### Data ###

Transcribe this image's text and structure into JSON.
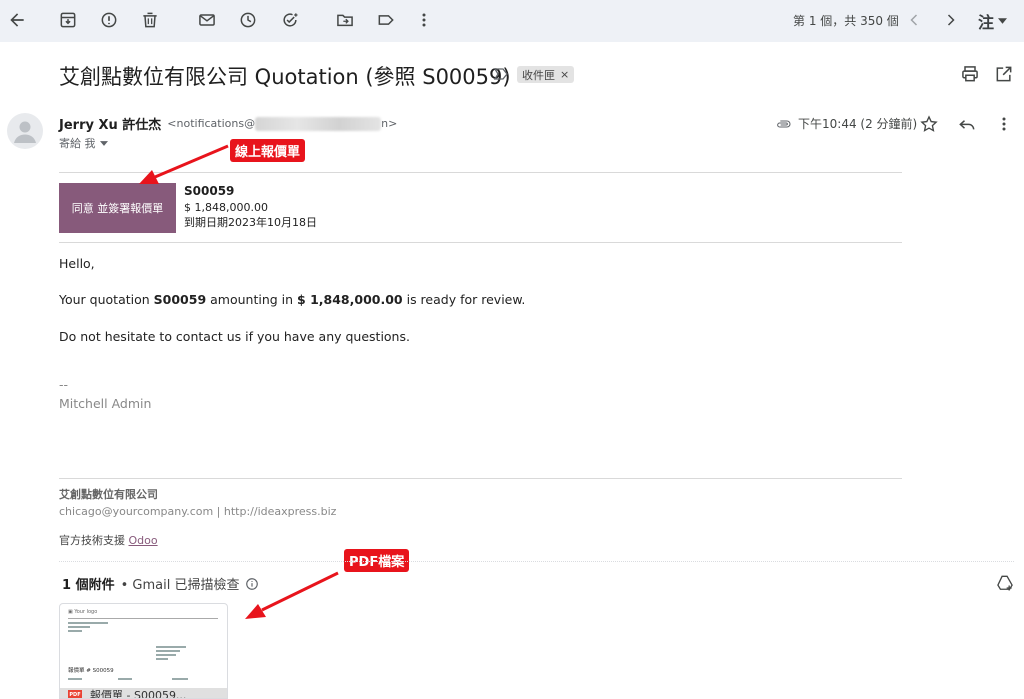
{
  "toolbar": {
    "pager": "第 1 個，共 350 個",
    "lang": "注"
  },
  "email": {
    "subject": "艾創點數位有限公司 Quotation (參照 S00059)",
    "inbox_chip": "收件匣",
    "chip_close": "×",
    "sender_name": "Jerry Xu 許仕杰",
    "sender_email_prefix": "<notifications@",
    "sender_email_suffix": "n>",
    "to_label": "寄給 我",
    "time": "下午10:44 (2 分鐘前)"
  },
  "annotations": {
    "online_quote": "線上報價單",
    "pdf_file": "PDF檔案"
  },
  "quote": {
    "accept_button": "同意 並簽署報價單",
    "id": "S00059",
    "amount": "$ 1,848,000.00",
    "expiry": "到期日期2023年10月18日"
  },
  "body": {
    "greeting": "Hello,",
    "line1_pre": "Your quotation ",
    "line1_id": "S00059",
    "line1_mid": " amounting in ",
    "line1_amount": "$ 1,848,000.00",
    "line1_post": " is ready for review.",
    "line2": "Do not hesitate to contact us if you have any questions.",
    "sig_dash": "--",
    "sig_name": "Mitchell Admin"
  },
  "footer": {
    "company": "艾創點數位有限公司",
    "contact": "chicago@yourcompany.com | http://ideaxpress.biz",
    "powered_pre": "官方技術支援 ",
    "powered_link": "Odoo"
  },
  "attachments": {
    "count": "1 個附件",
    "scan_text": "• Gmail 已掃描檢查",
    "thumb_logo": "▣ Your logo",
    "thumb_doc_title": "報價單 # S00059",
    "thumb_badge": "PDF",
    "thumb_name": "報價單 - S00059..."
  },
  "colors": {
    "odoo_purple": "#875a7b",
    "annotation_red": "#e8141c",
    "toolbar_bg": "#eef1f6"
  }
}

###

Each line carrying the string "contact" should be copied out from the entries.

*Solution to the exercise*:
    "line2": "Do not hesitate to contact us if you have any questions.",
    "contact": "chicago@yourcompany.com | http://ideaxpress.biz",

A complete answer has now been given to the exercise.